Liebich interjected to say that “The Left Party in Berlin was also faced with having to consolidate finances”. He said it had been a “central task” and that “we had to do that back then, too”. His next question therefore went to Harald Wolf. He wanted to know whether consolidating the city’s debts had been “worth it” and “was [it the] right” thing to do in retrospect?

Echoing Lafontaine’s shamelessness, Wolf answered with a resounding yes. “We had to take these measures so we could go on to do anything at all”, he said. The crisis-ridden Berlin Banking Society (BBG) had to be rescued because it was said to have had a “systemic importance for Berlin”. Its demise would have “meant a conflagration”.

Shortly after taking office, Berlin’s SPD-Left Party Senate had promised the BBG debt guarantees amounting to €21.6 billion, and then embarked upon drastic spending cuts, especially in the fields of culture, education and social welfare.

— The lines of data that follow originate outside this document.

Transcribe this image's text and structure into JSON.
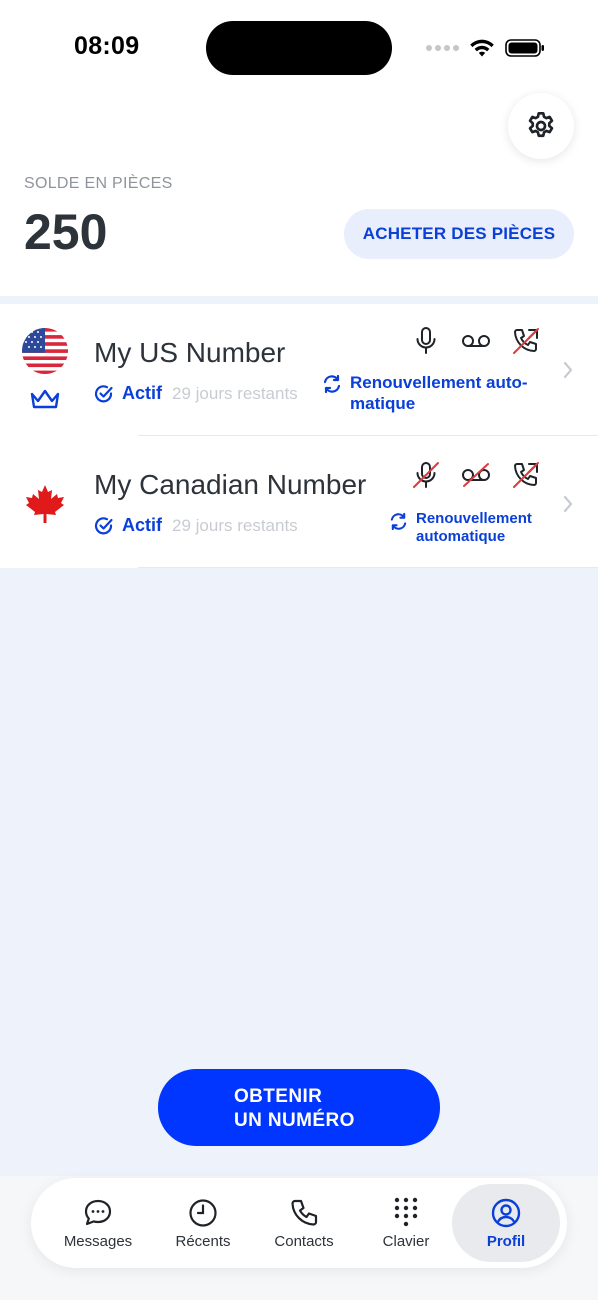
{
  "status_bar": {
    "time": "08:09"
  },
  "balance": {
    "label": "SOLDE EN PIÈCES",
    "value": "250",
    "buy_label": "ACHETER DES PIÈCES"
  },
  "numbers": [
    {
      "name": "My US Number",
      "flag": "us-flag-icon",
      "premium_icon": "crown-icon",
      "status": "Actif",
      "days_left": "29 jours restants",
      "features": {
        "recording": true,
        "voicemail": true,
        "call_forwarding": false
      },
      "renewal": "Renouvellement auto-\nmatique"
    },
    {
      "name": "My Canadian Number",
      "flag": "canada-flag-icon",
      "status": "Actif",
      "days_left": "29 jours restants",
      "features": {
        "recording": false,
        "voicemail": false,
        "call_forwarding": false
      },
      "renewal": "Renouvellement\nautomatique"
    }
  ],
  "cta": {
    "label": "OBTENIR\nUN NUMÉRO"
  },
  "tabs": [
    {
      "label": "Messages",
      "icon": "chat-bubble-icon",
      "active": false
    },
    {
      "label": "Récents",
      "icon": "clock-icon",
      "active": false
    },
    {
      "label": "Contacts",
      "icon": "phone-icon",
      "active": false
    },
    {
      "label": "Clavier",
      "icon": "keypad-icon",
      "active": false
    },
    {
      "label": "Profil",
      "icon": "profile-icon",
      "active": true
    }
  ],
  "colors": {
    "accent": "#0a3fd8",
    "cta": "#0036ff",
    "background": "#eef2fb",
    "disabled_strike": "#e03a3a"
  }
}
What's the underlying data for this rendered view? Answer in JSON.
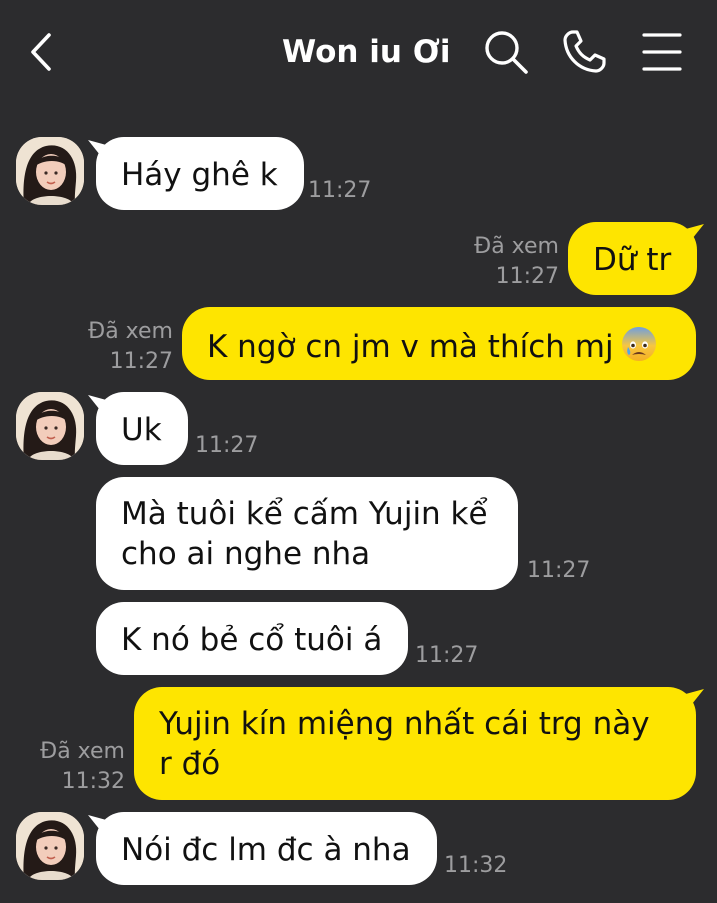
{
  "header": {
    "title": "Won iu Ơi"
  },
  "colors": {
    "background": "#2c2c2e",
    "incoming_bubble": "#ffffff",
    "outgoing_bubble": "#fee500",
    "meta_text": "#9d9d9f"
  },
  "icons": {
    "back": "chevron-left-icon",
    "search": "search-icon",
    "call": "phone-icon",
    "menu": "hamburger-menu-icon",
    "emoji": "anxious-face-with-sweat-emoji"
  },
  "messages": [
    {
      "direction": "in",
      "text": "Háy ghê k",
      "time": "11:27"
    },
    {
      "direction": "out",
      "text": "Dữ tr",
      "read": "Đã xem",
      "time": "11:27"
    },
    {
      "direction": "out",
      "text": "K ngờ cn jm v mà thích mj",
      "read": "Đã xem",
      "time": "11:27"
    },
    {
      "direction": "in",
      "text": "Uk",
      "time": "11:27"
    },
    {
      "direction": "in",
      "text": "Mà tuôi kể cấm Yujin kể cho ai nghe nha",
      "time": "11:27"
    },
    {
      "direction": "in",
      "text": "K nó bẻ cổ tuôi á",
      "time": "11:27"
    },
    {
      "direction": "out",
      "text": "Yujin kín miệng nhất cái trg này r đó",
      "read": "Đã xem",
      "time": "11:32"
    },
    {
      "direction": "in",
      "text": "Nói đc lm đc à nha",
      "time": "11:32"
    }
  ]
}
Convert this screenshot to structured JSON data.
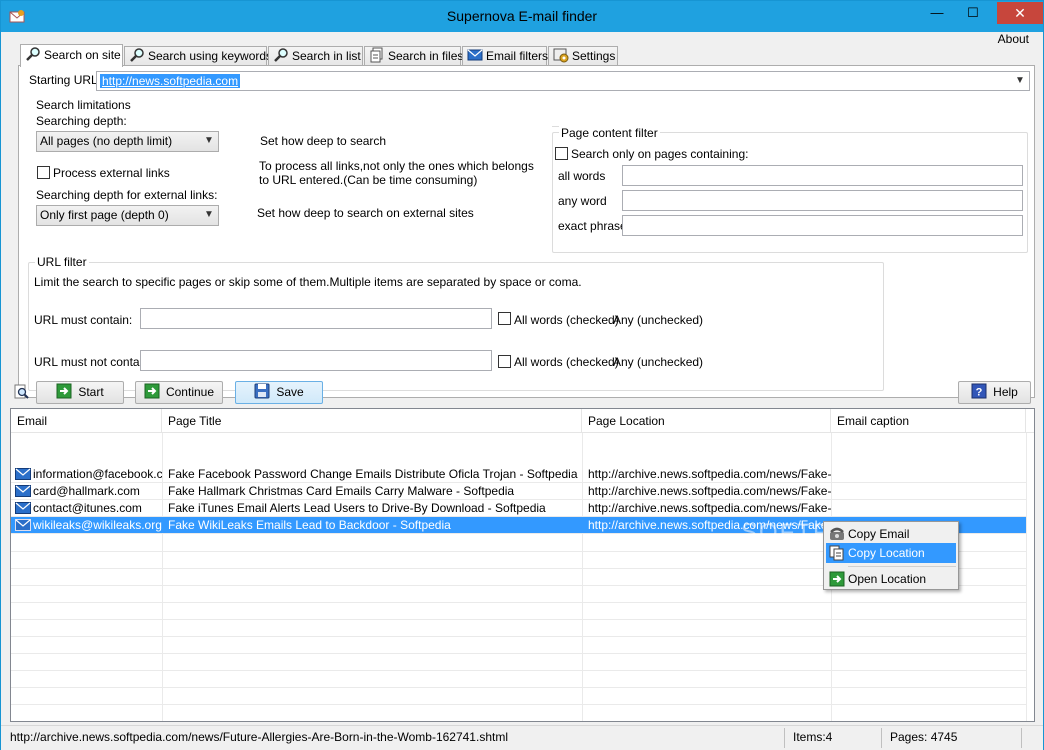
{
  "window": {
    "title": "Supernova E-mail finder",
    "controls": {
      "minimize": "—",
      "maximize": "☐",
      "close": "✕"
    }
  },
  "menu": {
    "about": "About"
  },
  "tabs": [
    {
      "label": "Search on site",
      "icon": "magnifier-icon",
      "active": true
    },
    {
      "label": "Search using keywords",
      "icon": "magnifier-icon"
    },
    {
      "label": "Search in list",
      "icon": "magnifier-icon"
    },
    {
      "label": "Search in files",
      "icon": "files-icon"
    },
    {
      "label": "Email filters",
      "icon": "envelope-icon"
    },
    {
      "label": "Settings",
      "icon": "settings-icon"
    }
  ],
  "search_on_site": {
    "starting_url_label": "Starting URL:",
    "starting_url_value": "http://news.softpedia.com",
    "search_limitations": {
      "title": "Search limitations",
      "depth_label": "Searching depth:",
      "depth_value": "All pages (no depth limit)",
      "depth_hint": "Set how deep to search",
      "external_links_label": "Process external links",
      "external_links_checked": false,
      "external_links_hint_1": "To process all links,not only the ones which belongs",
      "external_links_hint_2": "to URL entered.(Can be time consuming)",
      "ext_depth_label": "Searching depth for external links:",
      "ext_depth_value": "Only first page (depth 0)",
      "ext_depth_hint": "Set how deep to search on external sites"
    },
    "page_content_filter": {
      "title": "Page content filter",
      "only_pages_label": "Search only on pages containing:",
      "only_pages_checked": false,
      "all_words_label": "all words",
      "any_word_label": "any word",
      "exact_phrase_label": "exact phrase",
      "all_words_value": "",
      "any_word_value": "",
      "exact_phrase_value": ""
    },
    "url_filter": {
      "title": "URL filter",
      "description": "Limit the search to specific pages or skip some of them.Multiple items are separated by space or coma.",
      "must_contain_label": "URL must contain:",
      "must_contain_value": "",
      "must_not_contain_label": "URL must not contain:",
      "must_not_contain_value": "",
      "all_words_checked_label": "All words (checked)",
      "any_unchecked_label": "Any (unchecked)"
    }
  },
  "toolbar": {
    "start_label": "Start",
    "continue_label": "Continue",
    "save_label": "Save",
    "help_label": "Help"
  },
  "results": {
    "columns": [
      "Email",
      "Page Title",
      "Page Location",
      "Email caption"
    ],
    "rows": [
      {
        "email": "information@facebook.c...",
        "title": "Fake Facebook Password Change Emails Distribute Oficla Trojan - Softpedia",
        "location": "http://archive.news.softpedia.com/news/Fake-...",
        "caption": ""
      },
      {
        "email": "card@hallmark.com",
        "title": "Fake Hallmark Christmas Card Emails Carry Malware - Softpedia",
        "location": "http://archive.news.softpedia.com/news/Fake-...",
        "caption": ""
      },
      {
        "email": "contact@itunes.com",
        "title": "Fake iTunes Email Alerts Lead Users to Drive-By Download - Softpedia",
        "location": "http://archive.news.softpedia.com/news/Fake-i...",
        "caption": ""
      },
      {
        "email": "wikileaks@wikileaks.org",
        "title": "Fake WikiLeaks Emails Lead to Backdoor - Softpedia",
        "location": "http://archive.news.softpedia.com/news/Fake-...",
        "caption": "",
        "selected": true
      }
    ]
  },
  "context_menu": {
    "items": [
      "Copy Email",
      "Copy Location",
      "Open Location"
    ],
    "highlighted": "Copy Location"
  },
  "status_bar": {
    "url": "http://archive.news.softpedia.com/news/Future-Allergies-Are-Born-in-the-Womb-162741.shtml",
    "items": "Items:4",
    "pages": "Pages: 4745"
  },
  "colors": {
    "titlebar": "#1fa1e0",
    "selection": "#3399ff",
    "close_button": "#c7463c"
  }
}
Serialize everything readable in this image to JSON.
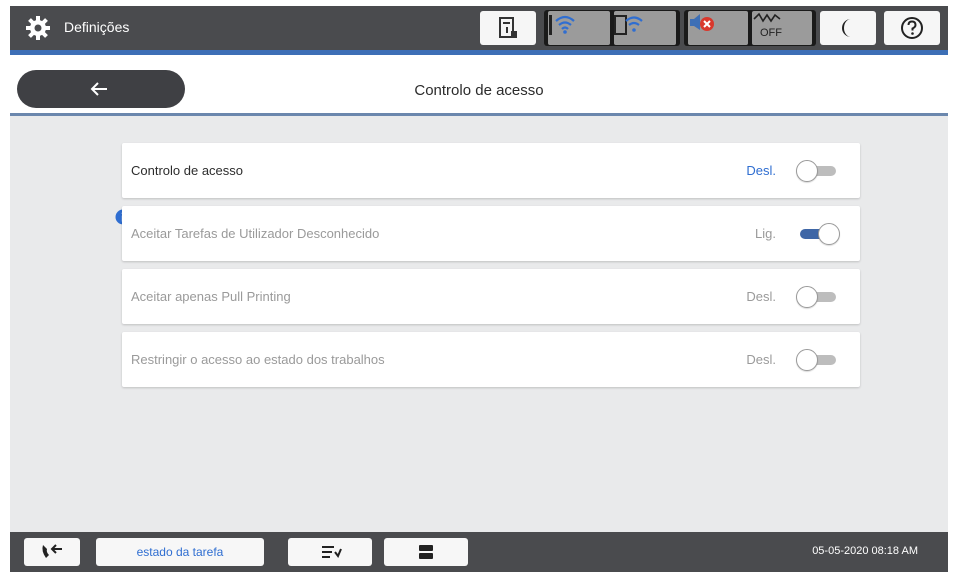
{
  "app": {
    "title": "Definições",
    "icon": "gear-icon"
  },
  "status_bar": {
    "icons": [
      "document-status-icon",
      "wifi-icon",
      "wifi-direct-icon",
      "mute-icon",
      "eco-off-icon",
      "sleep-mode-icon",
      "help-icon"
    ],
    "eco_label": "OFF"
  },
  "header": {
    "back_icon": "arrow-left-icon",
    "title": "Controlo de acesso"
  },
  "settings": [
    {
      "label": "Controlo de acesso",
      "state": "Desl.",
      "on": false,
      "enabled": true
    },
    {
      "label": "Aceitar Tarefas de Utilizador Desconhecido",
      "state": "Lig.",
      "on": true,
      "enabled": false,
      "info_icon": "info-icon"
    },
    {
      "label": "Aceitar apenas Pull Printing",
      "state": "Desl.",
      "on": false,
      "enabled": false
    },
    {
      "label": "Restringir o acesso ao estado dos trabalhos",
      "state": "Desl.",
      "on": false,
      "enabled": false
    }
  ],
  "bottom_bar": {
    "fax_icon": "fax-icon",
    "job_status_label": "estado da tarefa",
    "icons": [
      "data-transfer-icon",
      "copy-icon"
    ],
    "datetime": "05-05-2020 08:18 AM"
  },
  "colors": {
    "topbar": "#4a4b4e",
    "accent": "#3d6fb6",
    "link_text": "#2f6ed1",
    "toggle_on": "#3e66a6"
  }
}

According to Wolf, the public service in Berlin had been “oversized”. He described how the SPD-Left Party Senate had enforced wage cuts in Berlin. The prerequisite for the solution to this problem had been “Oskar’s model” of “reduced working hours without corresponding rates of pay”. He said that bitter arguments about this had led to the decision to withdraw from the city’s employers’ association. Following this, the trade unions showed a willingness to negotiate, and Frank Bsirske (head of the ver.di public services union) joined in. “That chapter of the story was painful and cost us votes, but we achieved our goal and consolidated the budget”.

Towards the end of the discussion, Liebich spanned a spectrum of issues from Saarland to Berlin to the euro crisis, asking Lafontaine what concepts the Left Party had to offer in this broad context.

Lafontaine emphasised that the first thing to do was to limit the “damage”. He said the financial system was in the process of “destroying the foundations of society”. The “foundations of society” were beginning to dissolve. The “lifeline” in the crisis was said to be Keynesianism, the economic policy still vilified by the “neoliberal spirit of the time” up until several years ago. Now something was slowly beginning to change. Even conservative commentators like Charles Moore (former editor-in-chief of the British Daily Telegraph) and Frank Schirrmacher (co-editor of the Frankfurter Allgemeine Zeitung newspaper) were now admitting that “the Left Party” had been right. Even Wolfgang Schäuble, the current finance minister in the Merkel government, whom Lafontaine had joined in “a productive mutual relationship”, now had to resort to the once-maligned Keynesianism to save the system.

Something similar was observable in the demand for a European economic government. Visibly excited, Lafontaine said this had always been considered “a lot of crap” when he proposed it several years ago, and now everyone was talking about it. But most people “still don’t understand what it really means”.

Before there was a common currency, exchange rates had acted as “shock absorbers” to keep economic imbalances under control. When the euro was introduced, this mechanism no longer operated, and redressing imbalances had now become the task of a European economic government.

Lafontaine concluded as follows: “Today, wage coordination is necessary; otherwise the monetary union will disintegrate. This is the great challenge we are facing. Anyone who doesn’t understand that is incapable of leading a country”. He refrained from commenting further about how this “wage coordination” was to be effected. In fact, it would ultimately come down to wage levels dictated by the government—something irreconcilable with either collective bargaining or the right to strike.

This small talk from Liebich, Wolf and Lafontaine in front of a relaxed assembly of elderly supporters and Left Party functionaries should stand as a warning to working people. Faced with the rapidly escalating historical crisis of capitalism, all wings inside the Left Party are prepared to extend the “Oskar model” throughout Germany and Europe in order to mount social attacks far more disastrous than the job losses and cutbacks already imposed in Saarland and Berlin.